Given records:
● ● ● ●

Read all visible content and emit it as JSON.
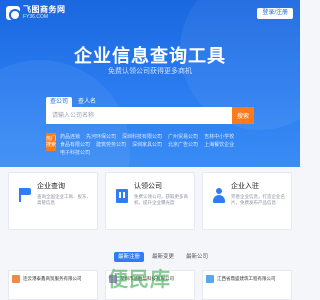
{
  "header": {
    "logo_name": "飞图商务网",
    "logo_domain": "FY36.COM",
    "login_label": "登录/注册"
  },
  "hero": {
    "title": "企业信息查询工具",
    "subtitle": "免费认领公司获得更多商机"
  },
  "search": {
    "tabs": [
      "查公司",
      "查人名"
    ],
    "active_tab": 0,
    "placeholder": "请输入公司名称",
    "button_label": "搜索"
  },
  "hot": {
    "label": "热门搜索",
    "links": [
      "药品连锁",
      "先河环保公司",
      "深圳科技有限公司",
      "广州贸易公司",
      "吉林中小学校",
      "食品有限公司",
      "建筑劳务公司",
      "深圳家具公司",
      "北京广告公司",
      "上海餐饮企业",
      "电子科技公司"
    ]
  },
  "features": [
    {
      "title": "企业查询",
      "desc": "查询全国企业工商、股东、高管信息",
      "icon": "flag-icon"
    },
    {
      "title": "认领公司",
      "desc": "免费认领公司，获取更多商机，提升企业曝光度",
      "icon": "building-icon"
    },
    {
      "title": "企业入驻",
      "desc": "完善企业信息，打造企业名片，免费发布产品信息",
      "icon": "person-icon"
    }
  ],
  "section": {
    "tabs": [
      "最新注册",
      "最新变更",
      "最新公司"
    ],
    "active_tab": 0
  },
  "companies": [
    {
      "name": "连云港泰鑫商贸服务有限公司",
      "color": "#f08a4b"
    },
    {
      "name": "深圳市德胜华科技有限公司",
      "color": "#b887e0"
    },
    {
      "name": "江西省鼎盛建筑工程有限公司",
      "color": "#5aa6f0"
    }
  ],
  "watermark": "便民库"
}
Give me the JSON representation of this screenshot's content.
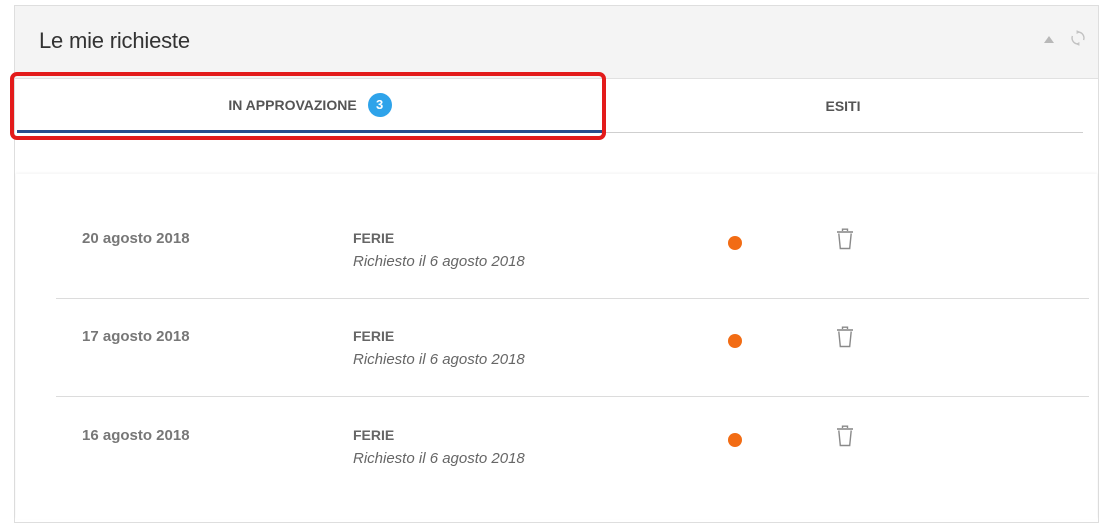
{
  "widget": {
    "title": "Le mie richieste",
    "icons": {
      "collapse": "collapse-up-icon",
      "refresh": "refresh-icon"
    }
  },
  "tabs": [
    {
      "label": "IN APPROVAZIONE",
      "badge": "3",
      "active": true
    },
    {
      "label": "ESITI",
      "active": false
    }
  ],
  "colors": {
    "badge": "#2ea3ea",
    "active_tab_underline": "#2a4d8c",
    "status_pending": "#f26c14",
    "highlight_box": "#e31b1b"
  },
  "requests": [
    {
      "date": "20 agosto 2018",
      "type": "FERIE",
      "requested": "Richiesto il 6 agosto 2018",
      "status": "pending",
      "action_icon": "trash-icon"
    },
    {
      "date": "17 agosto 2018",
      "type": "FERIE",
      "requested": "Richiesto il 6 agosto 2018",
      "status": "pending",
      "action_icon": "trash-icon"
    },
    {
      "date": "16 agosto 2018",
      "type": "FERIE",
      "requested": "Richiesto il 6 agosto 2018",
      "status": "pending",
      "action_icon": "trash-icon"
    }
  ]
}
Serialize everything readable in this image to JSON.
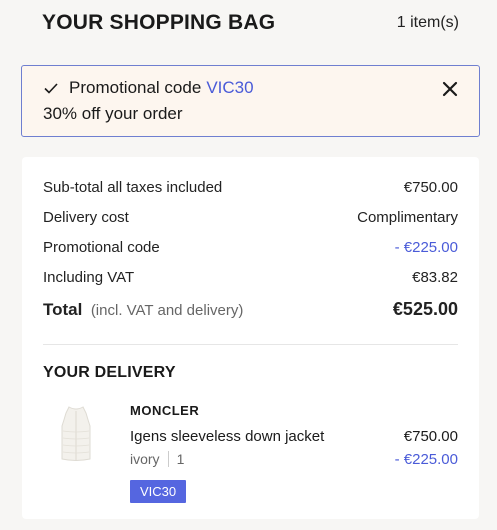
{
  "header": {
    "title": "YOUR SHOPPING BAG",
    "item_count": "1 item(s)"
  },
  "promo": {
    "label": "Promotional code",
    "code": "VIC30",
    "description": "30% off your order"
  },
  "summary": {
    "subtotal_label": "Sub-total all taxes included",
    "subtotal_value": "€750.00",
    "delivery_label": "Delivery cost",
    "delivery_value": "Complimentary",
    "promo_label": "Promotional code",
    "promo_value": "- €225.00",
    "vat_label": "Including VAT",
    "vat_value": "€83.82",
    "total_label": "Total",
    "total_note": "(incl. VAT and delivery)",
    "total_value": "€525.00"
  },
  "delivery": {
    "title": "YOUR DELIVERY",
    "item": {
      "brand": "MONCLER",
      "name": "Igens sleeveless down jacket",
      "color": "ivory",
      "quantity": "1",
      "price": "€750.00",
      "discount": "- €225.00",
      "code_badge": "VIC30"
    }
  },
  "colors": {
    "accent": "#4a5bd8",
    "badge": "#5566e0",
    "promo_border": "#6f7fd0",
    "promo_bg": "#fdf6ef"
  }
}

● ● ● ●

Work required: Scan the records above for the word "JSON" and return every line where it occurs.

Result below:
Read all visible content and emit it as JSON.
Give me the JSON representation of this screenshot's content.
Serialize everything readable in this image to JSON.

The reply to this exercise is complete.